Rare penguins star in show
Some of the world's rarest penguins are putting on a show for delighted visitors to Milford Sound.
Visitors and guides aboard Southern Discoveries' Encounter Nature Cruises have spotted the rare Fiordland crested penguin, or tawaki, this month.
Nature guide Dave Newman says he's thrilled to see the Fiordland crested penguins back in Milford Sound again for the nesting season and encouraged by the number of birds spotted.
"There's more penguins this year than we saw last year, which is really positive for the colony and great for our guests as there are only up to 3000 breeding pairs in existence," he says.
Visitors have a good chance of viewing the "wildlife show" over the coming months aboard an Encounter Nature Cruise as it comes close to the colony in Penguin Cove on its way to the entrance of Milford Sound. The aptly named cove is where the penguins live during the breeding season from July to November, and again between January and March to moult. "We'll expect to see the penguins here until November when their chicks are ready to head out to sea," says Newman.
"There's a real buzz when we first start seeing the penguins. They're a very special bird as they're so rare, we're so lucky to be able to see them.

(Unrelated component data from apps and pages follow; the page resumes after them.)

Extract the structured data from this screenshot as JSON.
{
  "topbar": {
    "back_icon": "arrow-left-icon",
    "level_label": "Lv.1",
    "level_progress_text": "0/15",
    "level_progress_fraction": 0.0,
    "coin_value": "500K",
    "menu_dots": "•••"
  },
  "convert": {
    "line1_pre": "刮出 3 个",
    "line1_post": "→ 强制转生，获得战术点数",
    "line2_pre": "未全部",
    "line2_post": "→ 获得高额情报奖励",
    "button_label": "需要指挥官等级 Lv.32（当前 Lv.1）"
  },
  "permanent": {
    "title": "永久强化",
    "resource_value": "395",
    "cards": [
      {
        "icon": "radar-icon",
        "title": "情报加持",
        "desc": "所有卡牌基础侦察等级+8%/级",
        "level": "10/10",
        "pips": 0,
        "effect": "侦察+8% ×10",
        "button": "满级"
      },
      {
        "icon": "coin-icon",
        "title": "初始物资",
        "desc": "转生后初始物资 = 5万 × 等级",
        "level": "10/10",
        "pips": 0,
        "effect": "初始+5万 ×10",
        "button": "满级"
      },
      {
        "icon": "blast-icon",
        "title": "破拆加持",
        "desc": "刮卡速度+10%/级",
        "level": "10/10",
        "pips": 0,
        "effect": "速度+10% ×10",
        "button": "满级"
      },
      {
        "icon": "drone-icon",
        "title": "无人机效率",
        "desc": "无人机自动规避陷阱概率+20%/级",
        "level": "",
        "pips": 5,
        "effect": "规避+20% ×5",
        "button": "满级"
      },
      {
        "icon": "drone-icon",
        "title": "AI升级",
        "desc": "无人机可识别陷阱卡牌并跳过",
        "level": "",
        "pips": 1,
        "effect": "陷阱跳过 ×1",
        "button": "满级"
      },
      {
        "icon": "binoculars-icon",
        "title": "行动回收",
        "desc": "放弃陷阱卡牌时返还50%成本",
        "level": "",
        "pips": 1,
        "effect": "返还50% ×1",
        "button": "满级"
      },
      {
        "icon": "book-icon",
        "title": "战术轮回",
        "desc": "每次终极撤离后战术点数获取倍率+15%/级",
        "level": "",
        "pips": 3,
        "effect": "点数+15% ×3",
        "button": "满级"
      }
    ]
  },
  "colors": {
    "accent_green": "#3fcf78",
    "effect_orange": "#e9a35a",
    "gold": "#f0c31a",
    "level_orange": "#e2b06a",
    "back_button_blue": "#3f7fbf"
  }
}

They come ashore and work their way into the thick rainforest, building nests in natural cases or hollowed out trees and forming colonies of up to 10 years."
Penguins seen from the cruises in Milford Sound are often on the exposed rocky shorelines inside the fiord or sometimes spotted on calm days swimming around on the surface of the water in small groups.

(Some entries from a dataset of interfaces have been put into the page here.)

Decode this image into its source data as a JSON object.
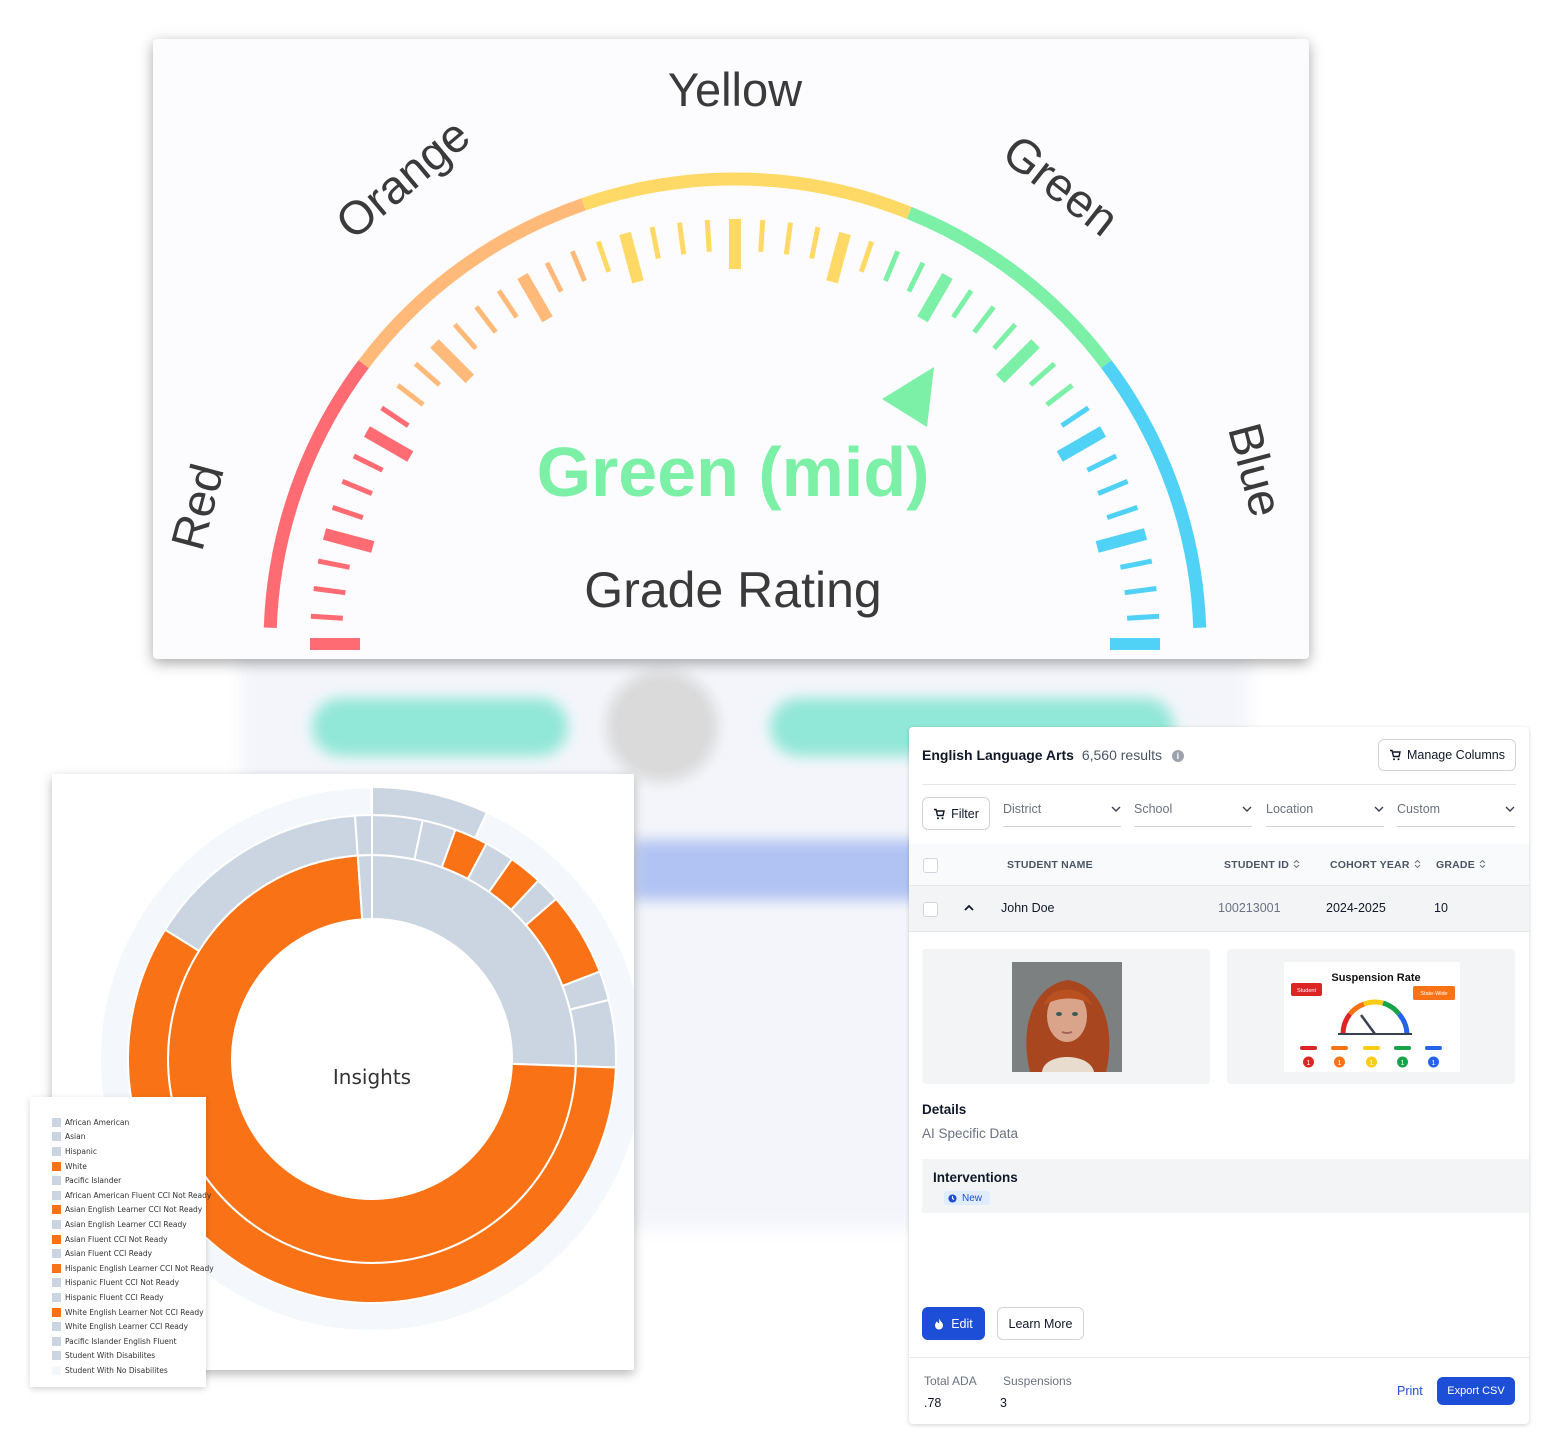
{
  "gauge": {
    "labels": {
      "red": "Red",
      "orange": "Orange",
      "yellow": "Yellow",
      "green": "Green",
      "blue": "Blue"
    },
    "value_text": "Green (mid)",
    "caption": "Grade Rating",
    "colors": {
      "red": "#ff6b72",
      "orange": "#ffba7a",
      "yellow": "#ffd966",
      "green": "#7bf0a6",
      "blue": "#4fd2f5",
      "value": "#7bf0a6"
    }
  },
  "sunburst": {
    "center_label": "Insights",
    "colors": {
      "orange": "#f97316",
      "grey": "#cbd5e1",
      "track": "#f4f7fb"
    },
    "legend": [
      {
        "label": "African American",
        "color": "grey"
      },
      {
        "label": "Asian",
        "color": "grey"
      },
      {
        "label": "Hispanic",
        "color": "grey"
      },
      {
        "label": "White",
        "color": "orange"
      },
      {
        "label": "Pacific Islander",
        "color": "grey"
      },
      {
        "label": "African American Fluent CCI Not Ready",
        "color": "grey"
      },
      {
        "label": "Asian English Learner CCI Not Ready",
        "color": "orange"
      },
      {
        "label": "Asian English Learner CCI Ready",
        "color": "grey"
      },
      {
        "label": "Asian Fluent CCI Not Ready",
        "color": "orange"
      },
      {
        "label": "Asian Fluent CCI Ready",
        "color": "grey"
      },
      {
        "label": "Hispanic English Learner CCI Not Ready",
        "color": "orange"
      },
      {
        "label": "Hispanic Fluent CCI Not Ready",
        "color": "grey"
      },
      {
        "label": "Hispanic Fluent CCI Ready",
        "color": "grey"
      },
      {
        "label": "White English Learner Not CCI Ready",
        "color": "orange"
      },
      {
        "label": "White English Learner CCI Ready",
        "color": "grey"
      },
      {
        "label": "Pacific Islander English Fluent",
        "color": "grey"
      },
      {
        "label": "Student With Disabilites",
        "color": "grey"
      },
      {
        "label": "Student With No Disabilites",
        "color": "track"
      }
    ]
  },
  "table": {
    "title": "English Language Arts",
    "count": "6,560 results",
    "manage_columns": "Manage Columns",
    "filter": "Filter",
    "filters": [
      "District",
      "School",
      "Location",
      "Custom"
    ],
    "columns": [
      "STUDENT NAME",
      "STUDENT ID",
      "COHORT YEAR",
      "GRADE"
    ],
    "row": {
      "name": "John Doe",
      "id": "100213001",
      "cohort": "2024-2025",
      "grade": "10"
    },
    "suspension_title": "Suspension Rate",
    "suspension_student_tag": "Student",
    "suspension_state_tag": "State-Wide",
    "suspension_counts": [
      "1",
      "1",
      "1",
      "1",
      "1"
    ],
    "details_label": "Details",
    "details_value": "AI Specific Data",
    "interventions_label": "Interventions",
    "interventions_badge": "New",
    "edit_label": "Edit",
    "learn_more_label": "Learn More",
    "footer": {
      "total_ada_label": "Total ADA",
      "total_ada_value": ".78",
      "suspensions_label": "Suspensions",
      "suspensions_value": "3",
      "print_label": "Print",
      "export_label": "Export CSV"
    }
  }
}
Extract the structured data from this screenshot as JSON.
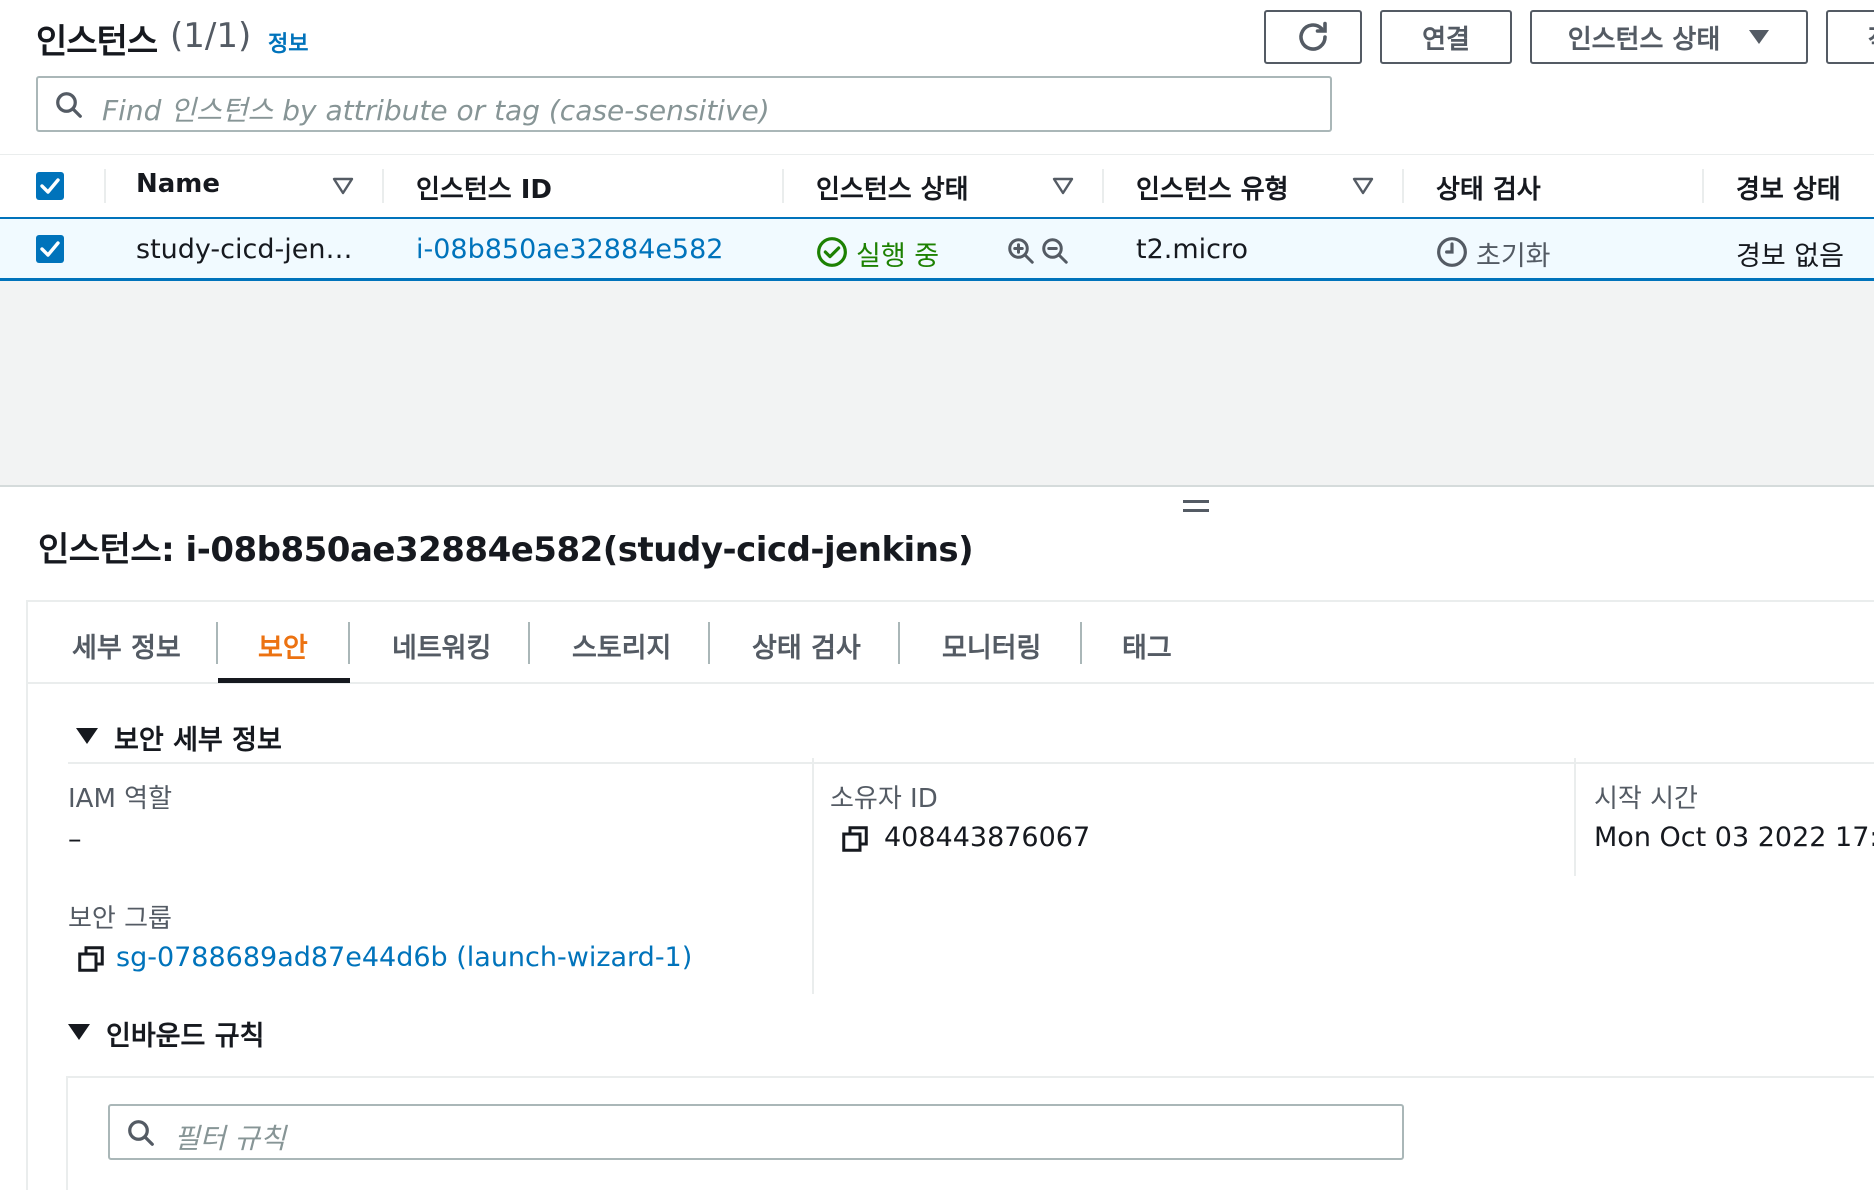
{
  "header": {
    "title": "인스턴스",
    "count": "(1/1)",
    "info_link": "정보",
    "connect_button": "연결",
    "state_button": "인스턴스 상태",
    "more_button_partial": "작"
  },
  "search": {
    "placeholder": "Find 인스턴스 by attribute or tag (case-sensitive)"
  },
  "table": {
    "columns": [
      "Name",
      "인스턴스 ID",
      "인스턴스 상태",
      "인스턴스 유형",
      "상태 검사",
      "경보 상태"
    ],
    "row": {
      "name": "study-cicd-jen…",
      "instance_id": "i-08b850ae32884e582",
      "state": "실행 중",
      "type": "t2.micro",
      "status_check": "초기화",
      "alarm": "경보 없음"
    }
  },
  "details": {
    "title": "인스턴스: i-08b850ae32884e582(study-cicd-jenkins)",
    "tabs": [
      "세부 정보",
      "보안",
      "네트워킹",
      "스토리지",
      "상태 검사",
      "모니터링",
      "태그"
    ],
    "active_tab": "보안",
    "security_section": {
      "heading": "보안 세부 정보",
      "iam_role_label": "IAM 역할",
      "iam_role_value": "–",
      "owner_id_label": "소유자 ID",
      "owner_id_value": "408443876067",
      "launch_time_label": "시작 시간",
      "launch_time_value": "Mon Oct 03 2022 17:0",
      "security_group_label": "보안 그룹",
      "security_group_value": "sg-0788689ad87e44d6b (launch-wizard-1)"
    },
    "inbound_section": {
      "heading": "인바운드 규칙",
      "filter_placeholder": "필터 규칙"
    }
  },
  "colors": {
    "link": "#0073bb",
    "running": "#1d8102",
    "active_tab": "#ec7211",
    "selected_row_bg": "#f1faff"
  }
}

Cruisers were also seeing a lot of bottlenose dolphins around the boats.
"They love to play around the bows of our catamarans as well as our Encounter Nature Cruise boat, the Lady Bowen, or swim behind or beside the boats," he says.

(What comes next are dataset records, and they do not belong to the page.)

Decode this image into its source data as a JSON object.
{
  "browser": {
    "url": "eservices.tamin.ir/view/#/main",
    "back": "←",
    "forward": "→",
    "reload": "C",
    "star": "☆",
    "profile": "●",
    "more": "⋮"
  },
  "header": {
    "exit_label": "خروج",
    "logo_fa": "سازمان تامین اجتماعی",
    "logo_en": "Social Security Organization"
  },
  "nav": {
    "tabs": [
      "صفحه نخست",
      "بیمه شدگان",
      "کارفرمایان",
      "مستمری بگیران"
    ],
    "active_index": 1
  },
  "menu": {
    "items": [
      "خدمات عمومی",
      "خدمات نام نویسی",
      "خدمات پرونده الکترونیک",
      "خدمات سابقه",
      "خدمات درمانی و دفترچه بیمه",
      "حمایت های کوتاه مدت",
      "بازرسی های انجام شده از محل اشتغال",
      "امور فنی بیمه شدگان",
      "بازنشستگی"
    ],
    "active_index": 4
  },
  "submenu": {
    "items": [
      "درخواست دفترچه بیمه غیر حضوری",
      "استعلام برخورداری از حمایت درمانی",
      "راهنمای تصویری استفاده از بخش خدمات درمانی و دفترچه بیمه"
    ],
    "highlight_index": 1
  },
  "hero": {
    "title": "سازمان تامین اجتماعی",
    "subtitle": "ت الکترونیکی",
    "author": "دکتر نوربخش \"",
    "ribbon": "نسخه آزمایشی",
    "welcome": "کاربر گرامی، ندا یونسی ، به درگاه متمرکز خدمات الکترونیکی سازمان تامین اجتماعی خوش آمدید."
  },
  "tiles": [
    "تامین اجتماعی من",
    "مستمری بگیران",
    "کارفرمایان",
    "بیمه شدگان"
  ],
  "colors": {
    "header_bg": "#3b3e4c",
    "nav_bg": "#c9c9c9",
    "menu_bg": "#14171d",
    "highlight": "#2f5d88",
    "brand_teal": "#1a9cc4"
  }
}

A Southern Discoveries kayaking trip into Harrisons Cove is another great way to get really close to wildlife at water level.
“We see penguins and dolphins in this cove all the time and from your kayak you can see straight through the crystal clear water, even spotting starfish lying beneath you,” says Newman.